The whole listing below must be printed again exactly, images excluded.
_____
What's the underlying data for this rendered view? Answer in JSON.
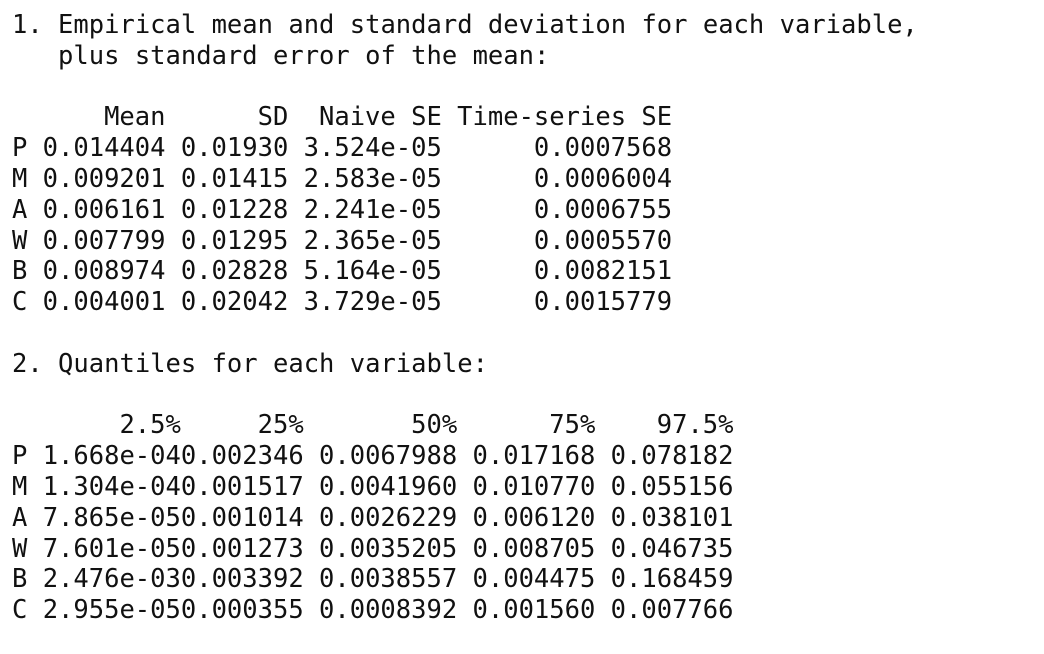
{
  "section1": {
    "heading_line1": "1. Empirical mean and standard deviation for each variable,",
    "heading_line2": "   plus standard error of the mean:",
    "columns": [
      "Mean",
      "SD",
      "Naive SE",
      "Time-series SE"
    ],
    "rows": [
      {
        "name": "P",
        "mean": "0.014404",
        "sd": "0.01930",
        "naive": "3.524e-05",
        "ts": "0.0007568"
      },
      {
        "name": "M",
        "mean": "0.009201",
        "sd": "0.01415",
        "naive": "2.583e-05",
        "ts": "0.0006004"
      },
      {
        "name": "A",
        "mean": "0.006161",
        "sd": "0.01228",
        "naive": "2.241e-05",
        "ts": "0.0006755"
      },
      {
        "name": "W",
        "mean": "0.007799",
        "sd": "0.01295",
        "naive": "2.365e-05",
        "ts": "0.0005570"
      },
      {
        "name": "B",
        "mean": "0.008974",
        "sd": "0.02828",
        "naive": "5.164e-05",
        "ts": "0.0082151"
      },
      {
        "name": "C",
        "mean": "0.004001",
        "sd": "0.02042",
        "naive": "3.729e-05",
        "ts": "0.0015779"
      }
    ]
  },
  "section2": {
    "heading": "2. Quantiles for each variable:",
    "columns": [
      "2.5%",
      "25%",
      "50%",
      "75%",
      "97.5%"
    ],
    "rows": [
      {
        "name": "P",
        "values": [
          "1.668e-04",
          "0.002346",
          "0.0067988",
          "0.017168",
          "0.078182"
        ]
      },
      {
        "name": "M",
        "values": [
          "1.304e-04",
          "0.001517",
          "0.0041960",
          "0.010770",
          "0.055156"
        ]
      },
      {
        "name": "A",
        "values": [
          "7.865e-05",
          "0.001014",
          "0.0026229",
          "0.006120",
          "0.038101"
        ]
      },
      {
        "name": "W",
        "values": [
          "7.601e-05",
          "0.001273",
          "0.0035205",
          "0.008705",
          "0.046735"
        ]
      },
      {
        "name": "B",
        "values": [
          "2.476e-03",
          "0.003392",
          "0.0038557",
          "0.004475",
          "0.168459"
        ]
      },
      {
        "name": "C",
        "values": [
          "2.955e-05",
          "0.000355",
          "0.0008392",
          "0.001560",
          "0.007766"
        ]
      }
    ]
  }
}
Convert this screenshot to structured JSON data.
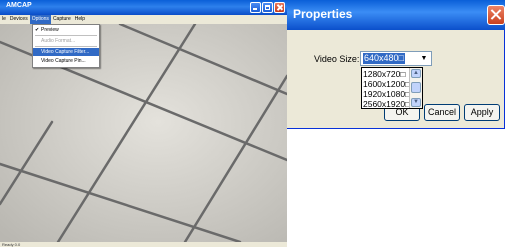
{
  "amcap": {
    "title": "AMCAP",
    "menu": [
      "le",
      "Devices",
      "Options",
      "Capture",
      "Help"
    ],
    "options_menu": [
      {
        "label": "Preview",
        "checked": true,
        "state": "normal"
      },
      {
        "label": "Audio Format...",
        "checked": false,
        "state": "disabled"
      },
      {
        "label": "Video Capture Filter...",
        "checked": false,
        "state": "highlighted"
      },
      {
        "label": "Video Capture Pin...",
        "checked": false,
        "state": "normal"
      }
    ],
    "check_mark": "✔",
    "status_text": "Ready 0.0"
  },
  "properties": {
    "title": "Properties",
    "video_size_label": "Video Size:",
    "video_size_value": "640x480□",
    "dropdown_arrow": "▼",
    "options": [
      "1280x720□",
      "1600x1200□",
      "1920x1080□",
      "2560x1920□"
    ],
    "scroll_up": "▲",
    "scroll_down": "▼",
    "buttons": {
      "ok": "OK",
      "cancel": "Cancel",
      "apply": "Apply"
    }
  },
  "colors": {
    "titlebar": "#0a5fd8",
    "highlight": "#316ac5",
    "dialog_bg": "#ece9d8",
    "close": "#c8411f"
  }
}
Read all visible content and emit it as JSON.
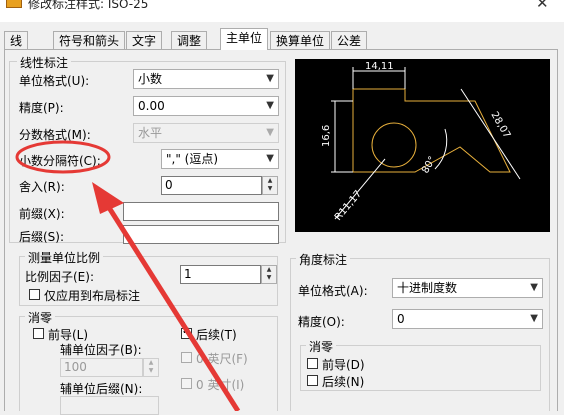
{
  "window": {
    "title": "修改标注样式: ISO-25",
    "close": "✕"
  },
  "tabs": [
    {
      "label": "线"
    },
    {
      "label": "符号和箭头"
    },
    {
      "label": "文字"
    },
    {
      "label": "调整"
    },
    {
      "label": "主单位"
    },
    {
      "label": "换算单位"
    },
    {
      "label": "公差"
    }
  ],
  "linear": {
    "legend": "线性标注",
    "unit_format": {
      "label": "单位格式(U):",
      "value": "小数"
    },
    "precision": {
      "label": "精度(P):",
      "value": "0.00"
    },
    "fraction_format": {
      "label": "分数格式(M):",
      "value": "水平"
    },
    "decimal_separator": {
      "label": "小数分隔符(C):",
      "value": "\",\" (逗点)"
    },
    "round_off": {
      "label": "舍入(R):",
      "value": "0"
    },
    "prefix": {
      "label": "前缀(X):",
      "value": ""
    },
    "suffix": {
      "label": "后缀(S):",
      "value": ""
    }
  },
  "measurement_scale": {
    "legend": "测量单位比例",
    "scale_factor": {
      "label": "比例因子(E):",
      "value": "1"
    },
    "layout_only": {
      "label": "仅应用到布局标注"
    }
  },
  "zero_suppression": {
    "legend": "消零",
    "leading": {
      "label": "前导(L)"
    },
    "trailing": {
      "label": "后续(T)"
    },
    "sub_unit_factor": {
      "label": "辅单位因子(B):",
      "value": "100"
    },
    "sub_unit_suffix": {
      "label": "辅单位后缀(N):"
    },
    "feet": {
      "label": "0 英尺(F)"
    },
    "inches": {
      "label": "0 英寸(I)"
    }
  },
  "angular": {
    "legend": "角度标注",
    "unit_format": {
      "label": "单位格式(A):",
      "value": "十进制度数"
    },
    "precision": {
      "label": "精度(O):",
      "value": "0"
    },
    "zero": {
      "legend": "消零",
      "leading": {
        "label": "前导(D)"
      },
      "trailing": {
        "label": "后续(N)"
      }
    }
  },
  "preview_dims": {
    "top": "14,11",
    "left": "16,6",
    "right": "28,07",
    "angle": "80°",
    "radius": "R11,17"
  },
  "colors": {
    "preview_bg": "#000000",
    "preview_lines": "#e8b03c",
    "preview_text": "#ffffff",
    "annotation": "#e53935"
  }
}
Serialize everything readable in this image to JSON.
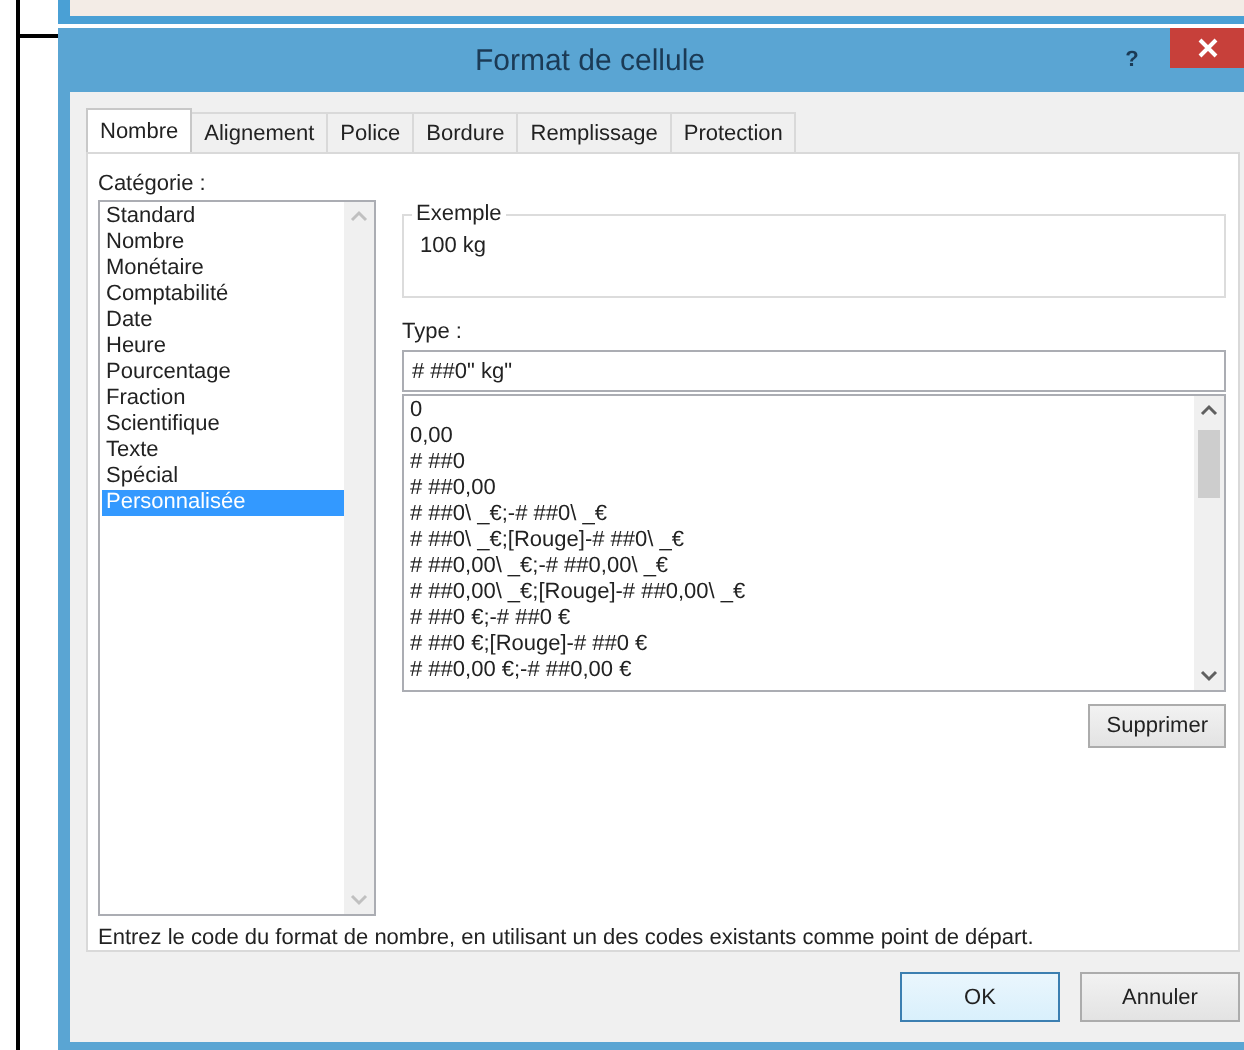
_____
#### Response to this task:
What's the underlying data for this rendered view? Answer in JSON.
{
  "section1": {
    "heading_line1": "1. Empirical mean and standard deviation for each variable,",
    "heading_line2": "   plus standard error of the mean:",
    "columns": [
      "Mean",
      "SD",
      "Naive SE",
      "Time-series SE"
    ],
    "rows": [
      {
        "name": "P",
        "mean": "0.014404",
        "sd": "0.01930",
        "naive": "3.524e-05",
        "ts": "0.0007568"
      },
      {
        "name": "M",
        "mean": "0.009201",
        "sd": "0.01415",
        "naive": "2.583e-05",
        "ts": "0.0006004"
      },
      {
        "name": "A",
        "mean": "0.006161",
        "sd": "0.01228",
        "naive": "2.241e-05",
        "ts": "0.0006755"
      },
      {
        "name": "W",
        "mean": "0.007799",
        "sd": "0.01295",
        "naive": "2.365e-05",
        "ts": "0.0005570"
      },
      {
        "name": "B",
        "mean": "0.008974",
        "sd": "0.02828",
        "naive": "5.164e-05",
        "ts": "0.0082151"
      },
      {
        "name": "C",
        "mean": "0.004001",
        "sd": "0.02042",
        "naive": "3.729e-05",
        "ts": "0.0015779"
      }
    ]
  },
  "section2": {
    "heading": "2. Quantiles for each variable:",
    "columns": [
      "2.5%",
      "25%",
      "50%",
      "75%",
      "97.5%"
    ],
    "rows": [
      {
        "name": "P",
        "values": [
          "1.668e-04",
          "0.002346",
          "0.0067988",
          "0.017168",
          "0.078182"
        ]
      },
      {
        "name": "M",
        "values": [
          "1.304e-04",
          "0.001517",
          "0.0041960",
          "0.010770",
          "0.055156"
        ]
      },
      {
        "name": "A",
        "values": [
          "7.865e-05",
          "0.001014",
          "0.0026229",
          "0.006120",
          "0.038101"
        ]
      },
      {
        "name": "W",
        "values": [
          "7.601e-05",
          "0.001273",
          "0.0035205",
          "0.008705",
          "0.046735"
        ]
      },
      {
        "name": "B",
        "values": [
          "2.476e-03",
          "0.003392",
          "0.0038557",
          "0.004475",
          "0.168459"
        ]
      },
      {
        "name": "C",
        "values": [
          "2.955e-05",
          "0.000355",
          "0.0008392",
          "0.001560",
          "0.007766"
        ]
      }
    ]
  }
}
Convert this screenshot to structured JSON data.
{
  "amcap": {
    "title": "AMCAP",
    "menu": [
      "le",
      "Devices",
      "Options",
      "Capture",
      "Help"
    ],
    "options_menu": [
      {
        "label": "Preview",
        "checked": true,
        "state": "normal"
      },
      {
        "label": "Audio Format...",
        "checked": false,
        "state": "disabled"
      },
      {
        "label": "Video Capture Filter...",
        "checked": false,
        "state": "highlighted"
      },
      {
        "label": "Video Capture Pin...",
        "checked": false,
        "state": "normal"
      }
    ],
    "check_mark": "✔",
    "status_text": "Ready 0.0"
  },
  "properties": {
    "title": "Properties",
    "video_size_label": "Video Size:",
    "video_size_value": "640x480□",
    "dropdown_arrow": "▼",
    "options": [
      "1280x720□",
      "1600x1200□",
      "1920x1080□",
      "2560x1920□"
    ],
    "scroll_up": "▲",
    "scroll_down": "▼",
    "buttons": {
      "ok": "OK",
      "cancel": "Cancel",
      "apply": "Apply"
    }
  },
  "colors": {
    "titlebar": "#0a5fd8",
    "highlight": "#316ac5",
    "dialog_bg": "#ece9d8",
    "close": "#c8411f"
  }
}
Read all visible content and emit it as JSON.
{
  "window": {
    "title": "修改标注样式: ISO-25",
    "close": "✕"
  },
  "tabs": [
    {
      "label": "线"
    },
    {
      "label": "符号和箭头"
    },
    {
      "label": "文字"
    },
    {
      "label": "调整"
    },
    {
      "label": "主单位"
    },
    {
      "label": "换算单位"
    },
    {
      "label": "公差"
    }
  ],
  "linear": {
    "legend": "线性标注",
    "unit_format": {
      "label": "单位格式(U):",
      "value": "小数"
    },
    "precision": {
      "label": "精度(P):",
      "value": "0.00"
    },
    "fraction_format": {
      "label": "分数格式(M):",
      "value": "水平"
    },
    "decimal_separator": {
      "label": "小数分隔符(C):",
      "value": "\",\" (逗点)"
    },
    "round_off": {
      "label": "舍入(R):",
      "value": "0"
    },
    "prefix": {
      "label": "前缀(X):",
      "value": ""
    },
    "suffix": {
      "label": "后缀(S):",
      "value": ""
    }
  },
  "measurement_scale": {
    "legend": "测量单位比例",
    "scale_factor": {
      "label": "比例因子(E):",
      "value": "1"
    },
    "layout_only": {
      "label": "仅应用到布局标注"
    }
  },
  "zero_suppression": {
    "legend": "消零",
    "leading": {
      "label": "前导(L)"
    },
    "trailing": {
      "label": "后续(T)"
    },
    "sub_unit_factor": {
      "label": "辅单位因子(B):",
      "value": "100"
    },
    "sub_unit_suffix": {
      "label": "辅单位后缀(N):"
    },
    "feet": {
      "label": "0 英尺(F)"
    },
    "inches": {
      "label": "0 英寸(I)"
    }
  },
  "angular": {
    "legend": "角度标注",
    "unit_format": {
      "label": "单位格式(A):",
      "value": "十进制度数"
    },
    "precision": {
      "label": "精度(O):",
      "value": "0"
    },
    "zero": {
      "legend": "消零",
      "leading": {
        "label": "前导(D)"
      },
      "trailing": {
        "label": "后续(N)"
      }
    }
  },
  "preview_dims": {
    "top": "14,11",
    "left": "16,6",
    "right": "28,07",
    "angle": "80°",
    "radius": "R11,17"
  },
  "colors": {
    "preview_bg": "#000000",
    "preview_lines": "#e8b03c",
    "preview_text": "#ffffff",
    "annotation": "#e53935"
  }
}
Serialize everything readable in this image to JSON.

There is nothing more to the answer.